THE 1970s SAW the rise of a new school of strategic thought in the United States. These strategists inveighed against America's post-Vietnam loss of nerves, reflected in a reluctance to contemplate any exercise of military power, no matter what the challenge to American interests, and an eagerness to conclude a strategic arms agreement with the Soviet Union, no matter what the terms. They were at the forefront of the campaign against the ratification of SALT II, saw themselves vindicated by the Soviet intervention in Afghanistan during the last days of the 1970s and went on to provide the intellectual impetus behind the rearmament program of the Reagan administration.
Edward Luttwak is one of the most outstanding of this school. He is known for a trenchant, polemical style. This is bolstered by a wide scholarship. Where a previous generation of strategists turned to systems analysis for guidance, Luttwak is liable to turn to the experience of the Roman and British empires.
Most of these essays were written during the height of his influence from 1979 to 1983. They convey the mood of those campaigning days. These days are, as Luttwak acknowledges, almost apologetically in a preface, "so near at this writing by the calendar, yet already so remote in spirit." The book therefore is in some ways dated. It opens, for example, with "Ten Questions About SALT II" which few still ask while there is little attention to topical issues. Nevertheless, the republication of these essays provides us with an opportunity to assess the intellectual background to the shift in American strategic thinking that occurred over this stormy period.
For Luttwak, strategy is almost a creed, a distinctive way of life, and not just a generic form of practical reasoning. "The Way of Strategy is not given to all," he writes. Excluded are "narrow-minded" bureaucrats and bookkeepers. We are warned that "There is no free lunch in strategy" and that "strategy always demands far more than mere talk from those who would practice its arts."

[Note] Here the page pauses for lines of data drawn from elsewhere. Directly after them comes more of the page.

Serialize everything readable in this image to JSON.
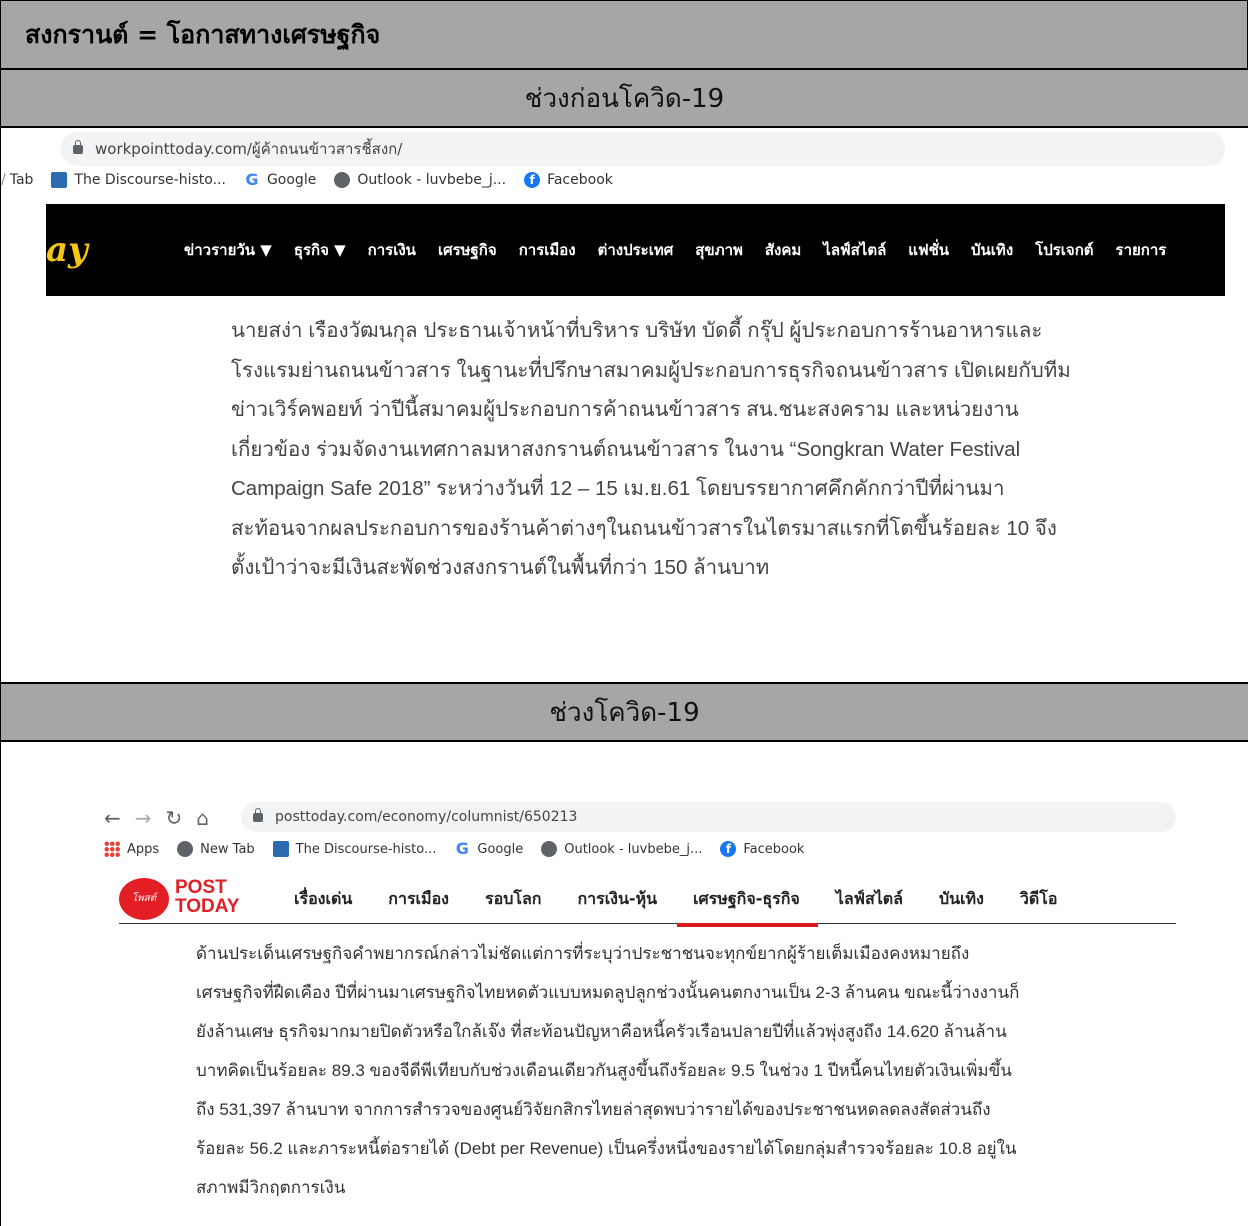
{
  "title": "สงกรานต์ = โอกาสทางเศรษฐกิจ",
  "section1": {
    "header": "ช่วงก่อนโควิด-19",
    "browser": {
      "url": "workpointtoday.com/ผู้ค้าถนนข้าวสารชี้สงก/",
      "bookmarks": [
        "Tab",
        "The Discourse-histo...",
        "Google",
        "Outlook - luvbebe_j...",
        "Facebook"
      ]
    },
    "site": {
      "logo": "ay",
      "nav": [
        "ข่าวรายวัน ▼",
        "ธุรกิจ ▼",
        "การเงิน",
        "เศรษฐกิจ",
        "การเมือง",
        "ต่างประเทศ",
        "สุขภาพ",
        "สังคม",
        "ไลฟ์สไตล์",
        "แฟชั่น",
        "บันเทิง",
        "โปรเจกต์",
        "รายการ"
      ]
    },
    "article_lines": [
      "นายสง่า เรืองวัฒนกุล ประธานเจ้าหน้าที่บริหาร บริษัท บัดดี้ กรุ๊ป ผู้ประกอบการร้านอาหารและ",
      "โรงแรมย่านถนนข้าวสาร ในฐานะที่ปรึกษาสมาคมผู้ประกอบการธุรกิจถนนข้าวสาร เปิดเผยกับทีม",
      "ข่าวเวิร์คพอยท์ ว่าปีนี้สมาคมผู้ประกอบการค้าถนนข้าวสาร สน.ชนะสงคราม และหน่วยงาน",
      "เกี่ยวข้อง ร่วมจัดงานเทศกาลมหาสงกรานต์ถนนข้าวสาร ในงาน “Songkran Water Festival",
      "Campaign Safe 2018” ระหว่างวันที่ 12 – 15 เม.ย.61 โดยบรรยากาศคึกคักกว่าปีที่ผ่านมา",
      "สะท้อนจากผลประกอบการของร้านค้าต่างๆในถนนข้าวสารในไตรมาสแรกที่โตขึ้นร้อยละ 10 จึง",
      "ตั้งเป้าว่าจะมีเงินสะพัดช่วงสงกรานต์ในพื้นที่กว่า 150 ล้านบาท"
    ]
  },
  "section2": {
    "header": "ช่วงโควิด-19",
    "browser": {
      "url": "posttoday.com/economy/columnist/650213",
      "bookmarks": [
        "Apps",
        "New Tab",
        "The Discourse-histo...",
        "Google",
        "Outlook - luvbebe_j...",
        "Facebook"
      ]
    },
    "site": {
      "logo_line1": "POST",
      "logo_line2": "TODAY",
      "logo_badge": "โพสต์",
      "nav": [
        "เรื่องเด่น",
        "การเมือง",
        "รอบโลก",
        "การเงิน-หุ้น",
        "เศรษฐกิจ-ธุรกิจ",
        "ไลฟ์สไตล์",
        "บันเทิง",
        "วิดีโอ"
      ],
      "active_nav": "เศรษฐกิจ-ธุรกิจ"
    },
    "article_lines": [
      "ด้านประเด็นเศรษฐกิจคำพยากรณ์กล่าวไม่ชัดแต่การที่ระบุว่าประชาชนจะทุกข์ยากผู้ร้ายเต็มเมืองคงหมายถึง",
      "เศรษฐกิจที่ฝืดเคือง ปีที่ผ่านมาเศรษฐกิจไทยหดตัวแบบหมดลูปลูกช่วงนั้นคนตกงานเป็น 2-3 ล้านคน ขณะนี้ว่างงานก็",
      "ยังล้านเศษ ธุรกิจมากมายปิดตัวหรือใกล้เจ๊ง ที่สะท้อนปัญหาคือหนี้ครัวเรือนปลายปีที่แล้วพุ่งสูงถึง 14.620 ล้านล้าน",
      "บาทคิดเป็นร้อยละ 89.3 ของจีดีพีเทียบกับช่วงเดือนเดียวกันสูงขึ้นถึงร้อยละ 9.5 ในช่วง 1 ปีหนี้คนไทยตัวเงินเพิ่มขึ้น",
      "ถึง 531,397 ล้านบาท จากการสำรวจของศูนย์วิจัยกสิกรไทยล่าสุดพบว่ารายได้ของประชาชนหดลดลงสัดส่วนถึง",
      "ร้อยละ 56.2 และภาระหนี้ต่อรายได้ (Debt per Revenue) เป็นครึ่งหนึ่งของรายได้โดยกลุ่มสำรวจร้อยละ 10.8 อยู่ใน",
      "สภาพมีวิกฤตการเงิน"
    ]
  }
}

Strategy is here something much more than an open question about the possible utility of military force in certain contingencies but a combative approach to international politics, confident in the military instrument so long as it is properly maintained and respected. According to Luttwak, the United States put itself in danger by failing to follow the Way of Strategy. At the nuclear level, the obsession with mutual assured destruction obstructed the development of options to cope with a failure of deterrence. At the conventional level, there was neglect of the most basic military skills. Meanwhile the Soviet Union was a true and accomplished follower of Strategy, even while failing in the Ways of Economics.
THE CHARGE is that the military establishment became so caught up in bureaucracy and bookkeeping that it forgot to master strategy and tactics. In an atmosphere of political complacency, the supposed imperative of peacetime efficiency crowded out the genuine needs of combat effectiveness. This was exposed whenever America's fighting men went into action. From Vietnam to the debacle of the failed rescue attempt in Iran, the United States paid the price of allowing its military goals to be determined by cost-effective procurement and convenient manpower policies, rather than by the dictates of strategy.

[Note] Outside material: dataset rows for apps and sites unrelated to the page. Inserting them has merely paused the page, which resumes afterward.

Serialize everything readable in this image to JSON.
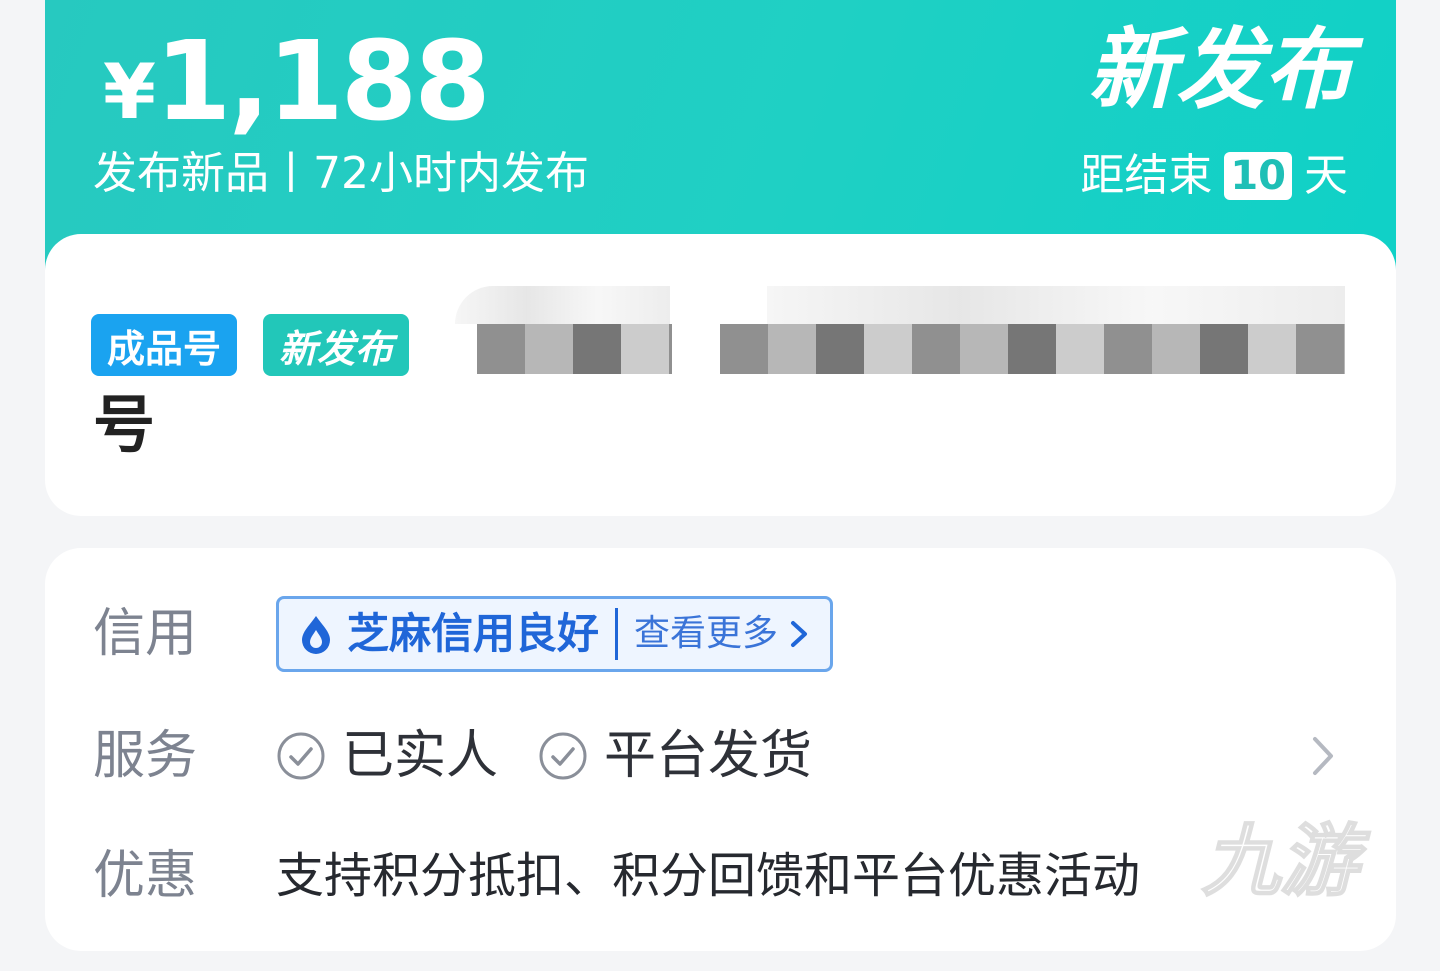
{
  "header": {
    "currency": "¥",
    "price": "1,188",
    "subtitle": "发布新品丨72小时内发布",
    "badge_title": "新发布",
    "countdown_prefix": "距结束",
    "countdown_days": "10",
    "countdown_suffix": "天"
  },
  "listing": {
    "tags": [
      "成品号",
      "新发布"
    ],
    "title_tail": "号"
  },
  "info": {
    "credit": {
      "label": "信用",
      "status": "芝麻信用良好",
      "more_label": "查看更多",
      "icon": "sesame-credit-icon"
    },
    "service": {
      "label": "服务",
      "items": [
        "已实人",
        "平台发货"
      ],
      "icon": "check-circle-icon"
    },
    "discount": {
      "label": "优惠",
      "text": "支持积分抵扣、积分回馈和平台优惠活动"
    }
  },
  "watermark": "九游",
  "colors": {
    "header_teal": "#1fd0c4",
    "tag_blue": "#1aa3f0",
    "tag_teal": "#22c7b9",
    "credit_blue": "#1f66d8",
    "label_gray": "#7d8390"
  }
}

When the Reagan administration arrived, apparently prepared to revive America's military strength, Luttwak argued that the Pentagon must now get its priorities right. This, he wrote in one of his most celebrated essays, reproduced here, might involve more "waste, fraud & mismanagement" -- not less -- if civilian goals were not to impede the revival. Four years later, we might wonder whether evident waste, fraud and mismanagement have really been no more than unfortunate side-effects of an honest pursuit of combat effectiveness.
While Luttwak has many telling points to make about conventional strategy, his arguments are far from compelling when applied to the nuclear area, simply because the destructiveness of these weapons has made it extraordinarily difficult to consider their use in the same terms and in the same spirit. This has consequences for the overall approach to international politics. If even followers of the Way of Strategy hesitate when confronted with nuclear weapons, then their overall combativeness is going to be undermined in the modern world. Without an escape from the constraints of mutual assured destruction (not yet in sight after five years of the Reagan administration) then perhaps we are doomed to follow the Way of Caution and Responsibility.
That is true at least with the Soviet Union. Luttwak is not only interested in confrontation with the Soviet Union; he is ready to take on anyone threatening American interests. In the years since the initial publication of these essays, this stance has not become more compelling.
The market has undermined the basis for a Saudi-inspired oil embargo far more effectively than could have been done by the sort of military intervention so carefully outlined in chapter 14. Is Luttwak as sure now about the wisdom of Israel's intervention in Lebanon? He wrote in 1980 that the Soviet Union had been able "to decide the outcome of the conflicts in Angola, Ethiopia, and Indochina." But those conflicts remain undecided and Iran remains hostile to Soviet power. Perhaps the Way of Strategy is not quite so effective or rewarding after all!